▸ **Goal of the exercise**: Report the count of lines in the records below that hold the word "image", omitting everything but the number.

┌────────

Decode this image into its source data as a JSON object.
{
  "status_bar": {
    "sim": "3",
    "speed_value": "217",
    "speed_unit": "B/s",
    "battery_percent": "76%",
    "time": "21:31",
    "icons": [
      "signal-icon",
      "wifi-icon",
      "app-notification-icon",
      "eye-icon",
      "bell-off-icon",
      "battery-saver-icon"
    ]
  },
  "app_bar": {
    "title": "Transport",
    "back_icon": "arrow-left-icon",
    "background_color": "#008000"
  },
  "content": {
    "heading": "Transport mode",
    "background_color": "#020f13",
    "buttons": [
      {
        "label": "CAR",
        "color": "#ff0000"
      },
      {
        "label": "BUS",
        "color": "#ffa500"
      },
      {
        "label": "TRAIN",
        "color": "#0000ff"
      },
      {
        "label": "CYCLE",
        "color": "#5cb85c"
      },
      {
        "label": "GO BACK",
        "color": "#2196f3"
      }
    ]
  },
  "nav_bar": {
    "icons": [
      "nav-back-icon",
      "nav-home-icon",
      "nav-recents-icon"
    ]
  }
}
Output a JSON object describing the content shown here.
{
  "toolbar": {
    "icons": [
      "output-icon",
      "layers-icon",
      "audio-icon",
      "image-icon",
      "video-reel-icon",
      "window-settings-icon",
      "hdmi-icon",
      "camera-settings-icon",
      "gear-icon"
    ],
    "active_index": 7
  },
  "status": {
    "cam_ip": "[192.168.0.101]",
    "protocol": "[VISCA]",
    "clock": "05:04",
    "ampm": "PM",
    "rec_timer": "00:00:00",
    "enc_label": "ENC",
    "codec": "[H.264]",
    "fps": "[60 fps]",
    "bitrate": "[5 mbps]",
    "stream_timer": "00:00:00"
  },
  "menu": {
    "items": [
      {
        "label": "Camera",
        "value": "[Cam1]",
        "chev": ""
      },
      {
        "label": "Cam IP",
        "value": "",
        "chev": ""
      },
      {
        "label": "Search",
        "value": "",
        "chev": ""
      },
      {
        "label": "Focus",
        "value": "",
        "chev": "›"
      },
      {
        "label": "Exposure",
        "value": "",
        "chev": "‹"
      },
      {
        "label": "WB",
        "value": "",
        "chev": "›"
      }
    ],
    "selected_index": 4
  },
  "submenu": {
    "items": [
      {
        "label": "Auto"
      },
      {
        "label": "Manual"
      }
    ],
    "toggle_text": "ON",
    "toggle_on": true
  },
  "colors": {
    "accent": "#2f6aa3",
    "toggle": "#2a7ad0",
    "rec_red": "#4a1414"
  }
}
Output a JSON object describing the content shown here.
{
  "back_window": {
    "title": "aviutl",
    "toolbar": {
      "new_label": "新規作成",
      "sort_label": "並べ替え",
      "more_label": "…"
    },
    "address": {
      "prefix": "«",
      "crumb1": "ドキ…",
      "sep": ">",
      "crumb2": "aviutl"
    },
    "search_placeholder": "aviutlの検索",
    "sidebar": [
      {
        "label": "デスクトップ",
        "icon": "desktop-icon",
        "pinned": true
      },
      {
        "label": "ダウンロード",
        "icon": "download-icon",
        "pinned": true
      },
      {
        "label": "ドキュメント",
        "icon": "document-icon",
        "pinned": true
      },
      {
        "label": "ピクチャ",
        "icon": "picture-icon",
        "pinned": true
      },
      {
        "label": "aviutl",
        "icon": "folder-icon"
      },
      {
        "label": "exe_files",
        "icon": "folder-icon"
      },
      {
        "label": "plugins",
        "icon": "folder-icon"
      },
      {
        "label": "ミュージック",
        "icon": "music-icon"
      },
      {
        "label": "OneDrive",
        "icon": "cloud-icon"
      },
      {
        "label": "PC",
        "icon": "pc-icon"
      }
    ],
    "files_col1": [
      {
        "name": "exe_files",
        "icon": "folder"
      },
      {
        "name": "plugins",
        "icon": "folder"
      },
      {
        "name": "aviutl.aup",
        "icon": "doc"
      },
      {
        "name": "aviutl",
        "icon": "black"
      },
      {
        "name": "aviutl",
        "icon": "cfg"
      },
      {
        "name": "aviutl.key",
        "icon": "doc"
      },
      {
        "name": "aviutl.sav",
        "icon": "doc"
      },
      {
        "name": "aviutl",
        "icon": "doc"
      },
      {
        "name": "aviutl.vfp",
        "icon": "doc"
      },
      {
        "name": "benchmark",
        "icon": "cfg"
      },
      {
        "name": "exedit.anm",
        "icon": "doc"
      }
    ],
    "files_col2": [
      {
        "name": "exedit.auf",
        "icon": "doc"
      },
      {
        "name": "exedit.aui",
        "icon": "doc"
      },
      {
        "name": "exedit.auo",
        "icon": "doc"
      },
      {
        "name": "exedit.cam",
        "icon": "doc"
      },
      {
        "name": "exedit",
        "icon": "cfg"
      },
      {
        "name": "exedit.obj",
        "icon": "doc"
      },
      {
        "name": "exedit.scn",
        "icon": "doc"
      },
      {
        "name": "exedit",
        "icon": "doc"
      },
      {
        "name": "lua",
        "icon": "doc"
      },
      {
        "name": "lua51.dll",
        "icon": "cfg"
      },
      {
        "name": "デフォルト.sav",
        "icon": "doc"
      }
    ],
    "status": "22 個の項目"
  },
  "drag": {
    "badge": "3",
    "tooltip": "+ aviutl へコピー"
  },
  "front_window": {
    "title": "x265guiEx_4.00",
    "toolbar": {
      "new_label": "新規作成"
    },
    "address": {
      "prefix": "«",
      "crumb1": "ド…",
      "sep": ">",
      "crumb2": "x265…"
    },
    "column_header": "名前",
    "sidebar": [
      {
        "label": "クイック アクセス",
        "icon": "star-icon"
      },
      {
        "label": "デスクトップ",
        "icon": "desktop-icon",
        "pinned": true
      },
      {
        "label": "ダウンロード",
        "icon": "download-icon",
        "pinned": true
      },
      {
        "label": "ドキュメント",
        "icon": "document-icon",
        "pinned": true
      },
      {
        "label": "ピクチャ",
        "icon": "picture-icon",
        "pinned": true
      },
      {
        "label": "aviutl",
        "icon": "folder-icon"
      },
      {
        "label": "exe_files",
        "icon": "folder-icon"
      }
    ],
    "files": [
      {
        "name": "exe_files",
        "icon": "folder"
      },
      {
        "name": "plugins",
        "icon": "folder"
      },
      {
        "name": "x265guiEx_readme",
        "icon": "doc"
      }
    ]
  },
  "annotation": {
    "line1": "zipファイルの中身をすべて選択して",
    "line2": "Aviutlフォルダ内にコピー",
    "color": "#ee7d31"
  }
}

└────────

▸ **Solution for this exercise**: 2